Winners represent various denominations including Southern Baptist, Independent, Presbyterian, Reformed, Episcopal, United Methodist, Lutheran, Nazarene, Evangelical Free, and Mennonite.”

SOURCE: Question to the Editor: What’s Up with Lilly Endowment – Funding Pastoral Sabbaticals with a Contemplative Agenda
http://www.lighthousetrailsresearch.com/blog/?p=11280

Whether or not Troy Watson’s recent visit to the contemplative community of Iona was due to a grant, he writes that he’s always been drawn to environments that evoke ‘a sense of sacred space.’ In part two of Moving Thinward he says that “…for Abraham, Jacob and their descendants, Bethel was a thin place” and of Mount Sinai, “This mountain was clearly a very thin place.”

Are there such places to be found today? We know from the Bible that the holy place (the temple) was the only place on the entire earth that God dwelt after sin and death entered the word and man was separated from God. Sacrifices ceased in the Temple in Jerusalem when it was destroyed in 70 AD, but access to the Holy of Holies, where God met man, was already no longer available by then because Jesus was the final sacrifice, once and for all, and the veil to the Holy of Holies was torn.

“Having therefore, brethren, boldness to enter into the holiest by the blood of Jesus, By a new and living way, which he hath consecrated for us, through the veil, that is to say, his flesh” Hebrews 10:19,20

Because Jesus is the only way to enter God’s presence, any so called sacred space we now make or attempt to find in order to enter that realm is idolatry.

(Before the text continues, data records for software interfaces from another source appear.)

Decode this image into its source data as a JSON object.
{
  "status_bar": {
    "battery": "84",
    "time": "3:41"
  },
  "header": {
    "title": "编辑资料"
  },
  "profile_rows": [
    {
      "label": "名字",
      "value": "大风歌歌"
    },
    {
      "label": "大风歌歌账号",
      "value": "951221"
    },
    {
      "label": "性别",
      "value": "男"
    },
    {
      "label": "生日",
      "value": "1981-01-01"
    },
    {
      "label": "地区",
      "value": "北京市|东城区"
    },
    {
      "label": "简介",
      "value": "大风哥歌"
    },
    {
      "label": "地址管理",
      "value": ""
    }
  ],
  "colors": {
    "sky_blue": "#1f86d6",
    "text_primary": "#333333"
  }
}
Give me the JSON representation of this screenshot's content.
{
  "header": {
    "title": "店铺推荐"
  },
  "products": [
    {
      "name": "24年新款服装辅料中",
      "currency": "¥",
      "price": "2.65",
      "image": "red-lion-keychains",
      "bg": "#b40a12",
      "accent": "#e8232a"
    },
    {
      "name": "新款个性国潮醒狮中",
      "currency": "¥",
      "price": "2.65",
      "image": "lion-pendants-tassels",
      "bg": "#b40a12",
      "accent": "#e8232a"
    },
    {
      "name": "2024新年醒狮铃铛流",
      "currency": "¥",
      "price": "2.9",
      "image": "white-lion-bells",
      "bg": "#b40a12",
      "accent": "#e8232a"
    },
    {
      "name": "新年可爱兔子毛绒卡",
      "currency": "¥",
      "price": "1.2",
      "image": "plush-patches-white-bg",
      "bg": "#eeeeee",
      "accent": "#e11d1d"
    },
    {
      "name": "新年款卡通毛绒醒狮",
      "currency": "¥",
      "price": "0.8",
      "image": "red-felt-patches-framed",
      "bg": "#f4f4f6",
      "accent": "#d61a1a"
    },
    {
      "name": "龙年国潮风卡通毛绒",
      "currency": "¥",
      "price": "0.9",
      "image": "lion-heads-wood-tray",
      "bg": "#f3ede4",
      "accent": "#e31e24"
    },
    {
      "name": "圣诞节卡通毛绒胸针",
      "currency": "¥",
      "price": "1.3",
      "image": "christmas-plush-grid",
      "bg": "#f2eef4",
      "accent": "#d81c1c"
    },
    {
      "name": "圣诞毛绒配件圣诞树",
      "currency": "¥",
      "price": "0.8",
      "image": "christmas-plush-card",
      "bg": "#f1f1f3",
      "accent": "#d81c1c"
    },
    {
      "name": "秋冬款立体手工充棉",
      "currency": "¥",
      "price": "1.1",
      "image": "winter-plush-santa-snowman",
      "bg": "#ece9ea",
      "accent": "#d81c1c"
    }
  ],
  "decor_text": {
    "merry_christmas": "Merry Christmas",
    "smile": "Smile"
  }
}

There can be no places on earth where the veil between us and God’s presence is ‘thinner.’ Where ever there are efforts to find thin places where God meets man, such as the contemplatives making their sacred spiritual spaces to sense God’s presence, or the practice of the presence of God through prayer techniques – it is idolatry. The God of the universe already made a way to dwell within each believer, by the power of the Holy Spirit, whom Jesus sent after His ascension. Those who believe are now called the temple of the Holy Spirit. No place on earth is worth making the effort to find. He lives in us. Praise the Name of the LORD!

Endnote:

1] This is part one:

Moving thinward (Pt. 1)
By Troy Watson
Feb 25, 2015
Viewpoints
I’ve always been intrigued with “thin places” long before I ever heard the term “thin place.”
Since childhood, I’ve been curiously drawn to old churches, temples, cathedrals, monasteries, ruins, holy sites, natural “wonders,” remote wilderness, solitary night skies—anywhere that evokes a sense of sacred space. Part of the appeal has been the beauty and mystery I so often find in these environments, but occasionally I’ve been so overwhelmed by divine energy in these places it was as if I’d stumbled upon holy ground.
I’m not the only one. Countless people have experienced God in places like these. Sometimes in exactly the same place.
Almost two years ago, I had the privilege of visiting the Island of Iona. Iona has long been considered a thin place by people from various religious and spiritual backgrounds. . .
*More here:
http://www.canadianmennonite.org/stories/moving-thinward-pt-1

Here is part two:

Moving thinward (Pt. 2)
By Troy Watson
Mar 25, 2015
(Volume 19 Issue 7 Canadian Mennonite):
http://www.canadianmennonite.org/stories/moving-thinward-pt-2

2] Troy Watson is pastor of Avon Mennonite Church (www.avonmennonite.com/troywatson.htm) in Stratford, Ontario. He is the founder of the Quest Christian Community (www.questchristiancommunity.ca), an alternative faith community in St. Catharines, ON. (a Mennonite Church of Eastern Canada affiliated initiative) whose aim is ‘Christ Consciousness.’ Pastor Watson recently reviewed The Naked Now, a book by Franciscan priest Richard Rohr that explores the lost tradition of mystical Christianity. Of this book, Watson said “I highly recommend this book to anyone who has been reading spiritual authors such as Eckhart Tolle.” (See: http://www.mcec.ca/content/naked-now-richard-rohr)

3] Find Yourself a Thin Place this Christmas
https://mennolite.wordpress.com/2014/12/08/should-you-find-yourself-a-thin-place-this-christmas/

*Photo of Altar in The Chapel The Chapel at Iona Abbey by James Denham